My Experience of Running During Pregnancy: The First Trimester
Every pregnancy is different, every runner is different and there is no one size fits all. I have many friends who have had very different experiences to me, from stopping running as soon as they found out they were pregnant, to running a half marathon in their 2nd trimester and running through to 36 weeks pregnant. During the Boston Marathon last year I ran with a woman for a few kilometres who was 17 weeks pregnant and on track for a sub 4 hour marathon! Then there are the elite runners who continue to train and compete throughout their pregnancies. Throughout my experience I have learnt that people will be very quick to give you their opinions, the research is limited and only you truly know your body.
Running has been an important part of my life for over 20 years. It is a passion that my husband and I share with many of our friends and our holiday planning often revolves around events. We had discussed starting a family and decided that I was going to train for a marathon Personal Best (and Boston Qualifying time) and then see what happened. I was very fortunate, I got my marathon PB (and BQ) and 2 months later found out I was pregnant. Unfortunately statics were not on my side and I had a miscarriage in the first trimester.

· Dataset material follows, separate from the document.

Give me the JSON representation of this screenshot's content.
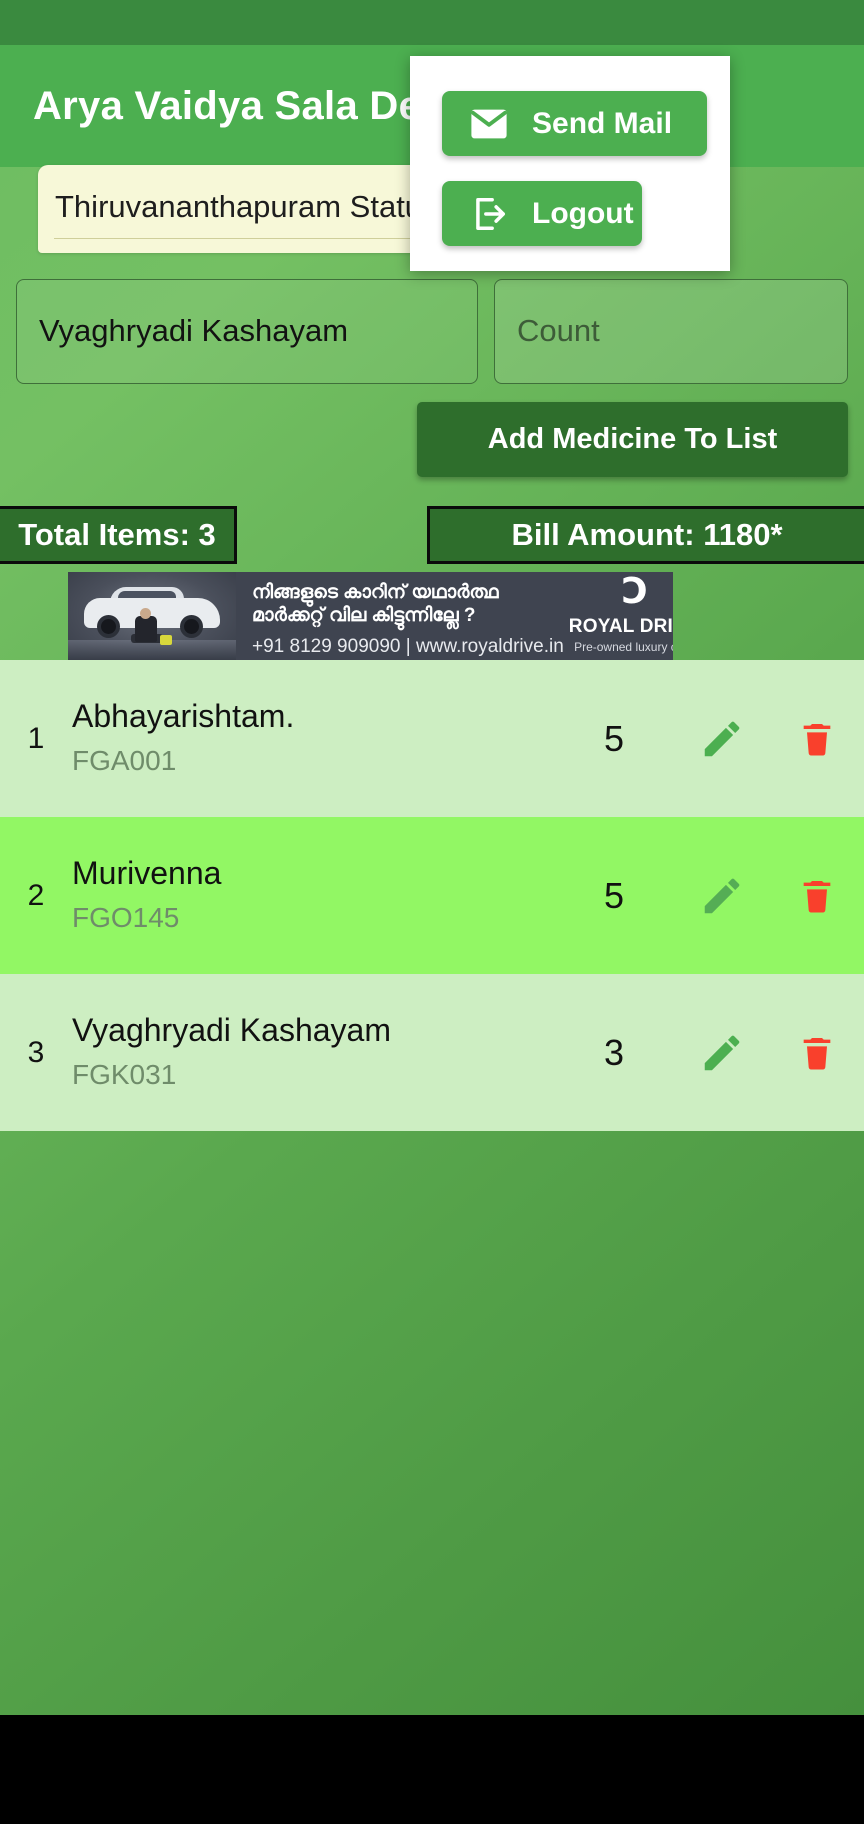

1 in 4 known pregnancies end in miscarriage and the actual miscarriage rate is higher as pregnancies will miscarry prior to a woman even realising she is pregnant. Miscarriages occur for many reasons and it is usually something completely outside your control. It is very common, but still not widely discussed, so often women and couples are left grieving and with lots of unanswered questions.
One of my first thoughts was, did my running have anything to do with it? Then my rational scientific brain took over and I realised that was highly unlikely. I was aware of the Exercise in Pregnancy Guidelines set by The Royal Australian and New Zealand College of Obstetricians and Gynaecologists as it is something that I have advised my patients on, but I decided to revisit the guidelines and do some of my own research.

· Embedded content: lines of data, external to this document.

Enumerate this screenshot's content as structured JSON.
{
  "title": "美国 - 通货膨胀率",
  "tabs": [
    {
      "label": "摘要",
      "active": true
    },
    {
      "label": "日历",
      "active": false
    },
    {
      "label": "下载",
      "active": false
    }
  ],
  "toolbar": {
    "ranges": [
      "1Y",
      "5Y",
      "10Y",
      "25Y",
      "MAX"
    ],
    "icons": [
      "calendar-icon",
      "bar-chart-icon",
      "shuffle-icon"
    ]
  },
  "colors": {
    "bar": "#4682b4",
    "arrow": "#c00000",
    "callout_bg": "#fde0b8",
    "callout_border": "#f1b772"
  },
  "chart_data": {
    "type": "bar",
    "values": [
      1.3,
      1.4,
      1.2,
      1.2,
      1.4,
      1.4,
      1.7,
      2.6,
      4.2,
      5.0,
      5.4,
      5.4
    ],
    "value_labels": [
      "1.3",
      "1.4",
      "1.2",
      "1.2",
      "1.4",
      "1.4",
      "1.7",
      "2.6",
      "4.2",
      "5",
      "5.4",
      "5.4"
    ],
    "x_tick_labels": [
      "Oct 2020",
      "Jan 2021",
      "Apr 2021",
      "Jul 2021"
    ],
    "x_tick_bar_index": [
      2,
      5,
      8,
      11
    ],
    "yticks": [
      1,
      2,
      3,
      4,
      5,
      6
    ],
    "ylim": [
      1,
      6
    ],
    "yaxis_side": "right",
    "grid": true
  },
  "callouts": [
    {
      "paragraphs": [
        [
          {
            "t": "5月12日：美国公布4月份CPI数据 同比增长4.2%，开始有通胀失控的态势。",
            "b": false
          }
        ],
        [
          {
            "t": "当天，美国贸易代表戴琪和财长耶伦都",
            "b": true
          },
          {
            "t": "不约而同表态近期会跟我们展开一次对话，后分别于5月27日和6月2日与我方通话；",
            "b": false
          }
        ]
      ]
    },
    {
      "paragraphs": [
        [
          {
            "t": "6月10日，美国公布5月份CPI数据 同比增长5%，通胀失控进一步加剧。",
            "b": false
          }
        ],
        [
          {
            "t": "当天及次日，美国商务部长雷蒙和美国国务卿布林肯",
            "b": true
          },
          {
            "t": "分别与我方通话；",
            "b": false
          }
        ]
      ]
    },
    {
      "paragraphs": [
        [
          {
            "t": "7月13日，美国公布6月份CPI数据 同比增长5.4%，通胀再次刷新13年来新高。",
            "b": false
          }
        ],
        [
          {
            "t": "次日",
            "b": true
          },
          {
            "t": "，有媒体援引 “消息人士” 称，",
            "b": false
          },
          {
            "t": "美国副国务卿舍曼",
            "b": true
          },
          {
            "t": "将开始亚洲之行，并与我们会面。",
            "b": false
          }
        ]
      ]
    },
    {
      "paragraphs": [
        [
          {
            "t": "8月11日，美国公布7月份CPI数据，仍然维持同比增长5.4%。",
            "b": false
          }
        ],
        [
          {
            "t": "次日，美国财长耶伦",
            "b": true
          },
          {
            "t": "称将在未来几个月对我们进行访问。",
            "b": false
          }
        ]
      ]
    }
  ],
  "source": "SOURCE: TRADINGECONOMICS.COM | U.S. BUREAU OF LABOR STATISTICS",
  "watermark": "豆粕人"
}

The guidelines state:
Women without contraindications should participate in regular aerobic exercise and strength training.
There is no evidence that exercise during an uncomplicated pregnancy is detrimental to the woman or foetus.
The current physical activity recommendations for Australian adults (aged 18-64 years) is being active on most, preferably all days of the week, aiming to accumulate 150-300 minutes of moderate intensity activity, or 75-150 minutes of vigorous activity, or a combination of the two. An additional 2 sessions of strength training should be undertaken.
The recommendations in pregnancy are to continue with your previous exercise routine, as per the guidelines, but to potentially reduce the intensity by monitoring heart rate and to discuss with your GP or Obstetrician. I discussed my running with my GP and Obstetrician and both were very supportive of my running and the health benefits it would have for me and a developing foetus. They recommended I keep my runs to under an hour, avoid running in the heat and keep my running at an easy intensity.
I have now had 5 first trimester’s and have continued to run to varying levels throughout. I backed off in the middle of summer to avoid overheating, altered my running frequency, reduced running duration and used a heart rate monitor. By my 5th pregnancy I realised that miscarriage was out of my control, so if my body told me to run I would, and if my body told me to rest I would. I listened to my body and ran at a comfortable pace, would walk when I needed to and just enjoy the experience.
As soon as I am pregnant running feels like harder work. My easy running pace changes and hills become a challenge, but it is also the only time that I do not feel nauseous. I feel great for a few hours after a run and can even stomach the idea of eating something.
My 5th pregnancy is being closely monitored with regular scans and already it looks as though Junior is going to be very active. Running helped me get through 4 miscarriages as it showed me that my body is a remarkable machine that will look after me, providing I look after it and not take it for granted. Running gave me the opportunity to clear my head when I needed to and gave me something else to focus on.
Bring on the 2nd Trimester.